===== The records

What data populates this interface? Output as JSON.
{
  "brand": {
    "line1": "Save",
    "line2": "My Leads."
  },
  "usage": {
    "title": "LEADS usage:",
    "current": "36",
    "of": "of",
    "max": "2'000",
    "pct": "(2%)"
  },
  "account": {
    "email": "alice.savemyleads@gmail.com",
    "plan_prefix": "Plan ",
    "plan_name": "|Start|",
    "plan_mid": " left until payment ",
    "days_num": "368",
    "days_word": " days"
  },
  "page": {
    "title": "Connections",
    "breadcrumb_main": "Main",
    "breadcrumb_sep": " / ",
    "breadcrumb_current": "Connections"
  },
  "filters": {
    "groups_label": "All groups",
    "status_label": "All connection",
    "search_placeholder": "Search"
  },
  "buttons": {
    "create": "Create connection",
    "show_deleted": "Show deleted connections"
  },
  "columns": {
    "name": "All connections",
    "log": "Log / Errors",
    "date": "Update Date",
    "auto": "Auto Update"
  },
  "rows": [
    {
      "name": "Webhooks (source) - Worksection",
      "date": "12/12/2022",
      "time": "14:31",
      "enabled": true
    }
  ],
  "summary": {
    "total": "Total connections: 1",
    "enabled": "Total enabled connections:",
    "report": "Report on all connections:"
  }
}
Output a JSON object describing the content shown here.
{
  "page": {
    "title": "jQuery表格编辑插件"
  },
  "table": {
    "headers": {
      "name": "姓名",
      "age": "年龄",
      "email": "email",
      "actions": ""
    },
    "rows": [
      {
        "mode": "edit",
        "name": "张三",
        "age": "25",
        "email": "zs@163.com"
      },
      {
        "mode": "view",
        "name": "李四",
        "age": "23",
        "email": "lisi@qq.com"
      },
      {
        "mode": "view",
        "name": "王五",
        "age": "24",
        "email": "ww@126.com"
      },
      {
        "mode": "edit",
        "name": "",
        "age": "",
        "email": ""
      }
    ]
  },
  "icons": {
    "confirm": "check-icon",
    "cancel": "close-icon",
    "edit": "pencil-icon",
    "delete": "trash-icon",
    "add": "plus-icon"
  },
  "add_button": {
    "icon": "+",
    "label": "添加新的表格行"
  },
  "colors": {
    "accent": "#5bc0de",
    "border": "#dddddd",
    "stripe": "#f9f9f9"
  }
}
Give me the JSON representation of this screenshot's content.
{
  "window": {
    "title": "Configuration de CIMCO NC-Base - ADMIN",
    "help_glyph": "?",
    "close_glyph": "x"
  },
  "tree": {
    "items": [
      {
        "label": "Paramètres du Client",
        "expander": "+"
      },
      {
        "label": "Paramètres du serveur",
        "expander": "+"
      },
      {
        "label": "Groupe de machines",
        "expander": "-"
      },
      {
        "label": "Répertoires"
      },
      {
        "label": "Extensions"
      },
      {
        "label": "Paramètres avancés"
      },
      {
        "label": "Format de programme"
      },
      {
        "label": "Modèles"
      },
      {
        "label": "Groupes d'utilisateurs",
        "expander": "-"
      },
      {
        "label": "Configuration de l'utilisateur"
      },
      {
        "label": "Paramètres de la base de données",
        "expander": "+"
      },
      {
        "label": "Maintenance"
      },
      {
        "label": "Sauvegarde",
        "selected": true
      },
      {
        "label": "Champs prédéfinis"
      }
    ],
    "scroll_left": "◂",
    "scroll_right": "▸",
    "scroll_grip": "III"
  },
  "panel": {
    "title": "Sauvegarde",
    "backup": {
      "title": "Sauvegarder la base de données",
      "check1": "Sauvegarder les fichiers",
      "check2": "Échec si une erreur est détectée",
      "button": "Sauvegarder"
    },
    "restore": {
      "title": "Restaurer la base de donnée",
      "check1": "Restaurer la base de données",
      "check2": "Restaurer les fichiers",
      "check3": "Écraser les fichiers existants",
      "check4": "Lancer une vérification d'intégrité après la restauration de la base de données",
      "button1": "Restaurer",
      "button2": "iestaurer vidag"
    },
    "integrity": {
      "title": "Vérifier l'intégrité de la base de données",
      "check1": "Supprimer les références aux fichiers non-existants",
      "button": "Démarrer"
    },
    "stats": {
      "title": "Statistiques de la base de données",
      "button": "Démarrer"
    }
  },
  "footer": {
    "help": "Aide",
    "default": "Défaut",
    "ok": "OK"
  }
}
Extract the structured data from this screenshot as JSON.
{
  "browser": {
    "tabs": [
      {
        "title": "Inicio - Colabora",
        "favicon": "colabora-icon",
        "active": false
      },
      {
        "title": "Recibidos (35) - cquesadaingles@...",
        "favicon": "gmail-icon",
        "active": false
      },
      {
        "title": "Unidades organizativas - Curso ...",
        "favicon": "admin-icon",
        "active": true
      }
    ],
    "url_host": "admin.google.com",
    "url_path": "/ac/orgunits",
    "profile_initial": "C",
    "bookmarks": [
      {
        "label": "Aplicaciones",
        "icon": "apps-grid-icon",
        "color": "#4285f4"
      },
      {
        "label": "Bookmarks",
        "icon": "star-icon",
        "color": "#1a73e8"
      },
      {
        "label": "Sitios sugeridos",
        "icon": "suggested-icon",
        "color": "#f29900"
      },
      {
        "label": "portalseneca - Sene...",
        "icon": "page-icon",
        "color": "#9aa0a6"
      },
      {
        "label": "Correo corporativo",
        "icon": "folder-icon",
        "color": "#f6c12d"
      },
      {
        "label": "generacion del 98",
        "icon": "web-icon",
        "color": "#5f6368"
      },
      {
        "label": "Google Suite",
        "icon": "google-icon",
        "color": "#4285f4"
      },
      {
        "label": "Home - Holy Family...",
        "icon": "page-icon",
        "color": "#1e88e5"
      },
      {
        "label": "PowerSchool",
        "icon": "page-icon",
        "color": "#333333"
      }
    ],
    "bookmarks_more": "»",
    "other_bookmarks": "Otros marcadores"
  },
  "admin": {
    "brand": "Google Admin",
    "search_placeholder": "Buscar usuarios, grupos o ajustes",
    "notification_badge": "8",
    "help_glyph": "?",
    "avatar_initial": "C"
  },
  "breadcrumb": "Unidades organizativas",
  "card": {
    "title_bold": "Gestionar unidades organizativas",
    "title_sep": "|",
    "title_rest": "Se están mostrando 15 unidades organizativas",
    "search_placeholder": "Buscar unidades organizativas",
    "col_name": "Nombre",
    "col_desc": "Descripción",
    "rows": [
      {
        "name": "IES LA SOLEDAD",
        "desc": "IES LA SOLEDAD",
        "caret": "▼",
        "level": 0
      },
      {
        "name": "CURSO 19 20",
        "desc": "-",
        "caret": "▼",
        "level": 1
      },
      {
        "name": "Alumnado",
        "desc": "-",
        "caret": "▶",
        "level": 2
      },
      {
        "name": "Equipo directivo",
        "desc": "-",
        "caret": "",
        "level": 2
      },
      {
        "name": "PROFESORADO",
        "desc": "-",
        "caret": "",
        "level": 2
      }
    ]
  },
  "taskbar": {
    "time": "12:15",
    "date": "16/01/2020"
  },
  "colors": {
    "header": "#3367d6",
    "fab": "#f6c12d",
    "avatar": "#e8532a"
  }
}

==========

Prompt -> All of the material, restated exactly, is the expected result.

Response box ->
What data populates this interface? Output as JSON.
{
  "brand": {
    "line1": "Save",
    "line2": "My Leads."
  },
  "usage": {
    "title": "LEADS usage:",
    "current": "36",
    "of": "of",
    "max": "2'000",
    "pct": "(2%)"
  },
  "account": {
    "email": "alice.savemyleads@gmail.com",
    "plan_prefix": "Plan ",
    "plan_name": "|Start|",
    "plan_mid": " left until payment ",
    "days_num": "368",
    "days_word": " days"
  },
  "page": {
    "title": "Connections",
    "breadcrumb_main": "Main",
    "breadcrumb_sep": " / ",
    "breadcrumb_current": "Connections"
  },
  "filters": {
    "groups_label": "All groups",
    "status_label": "All connection",
    "search_placeholder": "Search"
  },
  "buttons": {
    "create": "Create connection",
    "show_deleted": "Show deleted connections"
  },
  "columns": {
    "name": "All connections",
    "log": "Log / Errors",
    "date": "Update Date",
    "auto": "Auto Update"
  },
  "rows": [
    {
      "name": "Webhooks (source) - Worksection",
      "date": "12/12/2022",
      "time": "14:31",
      "enabled": true
    }
  ],
  "summary": {
    "total": "Total connections: 1",
    "enabled": "Total enabled connections:",
    "report": "Report on all connections:"
  }
}
Output a JSON object describing the content shown here.
{
  "page": {
    "title": "jQuery表格编辑插件"
  },
  "table": {
    "headers": {
      "name": "姓名",
      "age": "年龄",
      "email": "email",
      "actions": ""
    },
    "rows": [
      {
        "mode": "edit",
        "name": "张三",
        "age": "25",
        "email": "zs@163.com"
      },
      {
        "mode": "view",
        "name": "李四",
        "age": "23",
        "email": "lisi@qq.com"
      },
      {
        "mode": "view",
        "name": "王五",
        "age": "24",
        "email": "ww@126.com"
      },
      {
        "mode": "edit",
        "name": "",
        "age": "",
        "email": ""
      }
    ]
  },
  "icons": {
    "confirm": "check-icon",
    "cancel": "close-icon",
    "edit": "pencil-icon",
    "delete": "trash-icon",
    "add": "plus-icon"
  },
  "add_button": {
    "icon": "+",
    "label": "添加新的表格行"
  },
  "colors": {
    "accent": "#5bc0de",
    "border": "#dddddd",
    "stripe": "#f9f9f9"
  }
}
Give me the JSON representation of this screenshot's content.
{
  "window": {
    "title": "Configuration de CIMCO NC-Base - ADMIN",
    "help_glyph": "?",
    "close_glyph": "x"
  },
  "tree": {
    "items": [
      {
        "label": "Paramètres du Client",
        "expander": "+"
      },
      {
        "label": "Paramètres du serveur",
        "expander": "+"
      },
      {
        "label": "Groupe de machines",
        "expander": "-"
      },
      {
        "label": "Répertoires"
      },
      {
        "label": "Extensions"
      },
      {
        "label": "Paramètres avancés"
      },
      {
        "label": "Format de programme"
      },
      {
        "label": "Modèles"
      },
      {
        "label": "Groupes d'utilisateurs",
        "expander": "-"
      },
      {
        "label": "Configuration de l'utilisateur"
      },
      {
        "label": "Paramètres de la base de données",
        "expander": "+"
      },
      {
        "label": "Maintenance"
      },
      {
        "label": "Sauvegarde",
        "selected": true
      },
      {
        "label": "Champs prédéfinis"
      }
    ],
    "scroll_left": "◂",
    "scroll_right": "▸",
    "scroll_grip": "III"
  },
  "panel": {
    "title": "Sauvegarde",
    "backup": {
      "title": "Sauvegarder la base de données",
      "check1": "Sauvegarder les fichiers",
      "check2": "Échec si une erreur est détectée",
      "button": "Sauvegarder"
    },
    "restore": {
      "title": "Restaurer la base de donnée",
      "check1": "Restaurer la base de données",
      "check2": "Restaurer les fichiers",
      "check3": "Écraser les fichiers existants",
      "check4": "Lancer une vérification d'intégrité après la restauration de la base de données",
      "button1": "Restaurer",
      "button2": "iestaurer vidag"
    },
    "integrity": {
      "title": "Vérifier l'intégrité de la base de données",
      "check1": "Supprimer les références aux fichiers non-existants",
      "button": "Démarrer"
    },
    "stats": {
      "title": "Statistiques de la base de données",
      "button": "Démarrer"
    }
  },
  "footer": {
    "help": "Aide",
    "default": "Défaut",
    "ok": "OK"
  }
}
Extract the structured data from this screenshot as JSON.
{
  "browser": {
    "tabs": [
      {
        "title": "Inicio - Colabora",
        "favicon": "colabora-icon",
        "active": false
      },
      {
        "title": "Recibidos (35) - cquesadaingles@...",
        "favicon": "gmail-icon",
        "active": false
      },
      {
        "title": "Unidades organizativas - Curso ...",
        "favicon": "admin-icon",
        "active": true
      }
    ],
    "url_host": "admin.google.com",
    "url_path": "/ac/orgunits",
    "profile_initial": "C",
    "bookmarks": [
      {
        "label": "Aplicaciones",
        "icon": "apps-grid-icon",
        "color": "#4285f4"
      },
      {
        "label": "Bookmarks",
        "icon": "star-icon",
        "color": "#1a73e8"
      },
      {
        "label": "Sitios sugeridos",
        "icon": "suggested-icon",
        "color": "#f29900"
      },
      {
        "label": "portalseneca - Sene...",
        "icon": "page-icon",
        "color": "#9aa0a6"
      },
      {
        "label": "Correo corporativo",
        "icon": "folder-icon",
        "color": "#f6c12d"
      },
      {
        "label": "generacion del 98",
        "icon": "web-icon",
        "color": "#5f6368"
      },
      {
        "label": "Google Suite",
        "icon": "google-icon",
        "color": "#4285f4"
      },
      {
        "label": "Home - Holy Family...",
        "icon": "page-icon",
        "color": "#1e88e5"
      },
      {
        "label": "PowerSchool",
        "icon": "page-icon",
        "color": "#333333"
      }
    ],
    "bookmarks_more": "»",
    "other_bookmarks": "Otros marcadores"
  },
  "admin": {
    "brand": "Google Admin",
    "search_placeholder": "Buscar usuarios, grupos o ajustes",
    "notification_badge": "8",
    "help_glyph": "?",
    "avatar_initial": "C"
  },
  "breadcrumb": "Unidades organizativas",
  "card": {
    "title_bold": "Gestionar unidades organizativas",
    "title_sep": "|",
    "title_rest": "Se están mostrando 15 unidades organizativas",
    "search_placeholder": "Buscar unidades organizativas",
    "col_name": "Nombre",
    "col_desc": "Descripción",
    "rows": [
      {
        "name": "IES LA SOLEDAD",
        "desc": "IES LA SOLEDAD",
        "caret": "▼",
        "level": 0
      },
      {
        "name": "CURSO 19 20",
        "desc": "-",
        "caret": "▼",
        "level": 1
      },
      {
        "name": "Alumnado",
        "desc": "-",
        "caret": "▶",
        "level": 2
      },
      {
        "name": "Equipo directivo",
        "desc": "-",
        "caret": "",
        "level": 2
      },
      {
        "name": "PROFESORADO",
        "desc": "-",
        "caret": "",
        "level": 2
      }
    ]
  },
  "taskbar": {
    "time": "12:15",
    "date": "16/01/2020"
  },
  "colors": {
    "header": "#3367d6",
    "fab": "#f6c12d",
    "avatar": "#e8532a"
  }
}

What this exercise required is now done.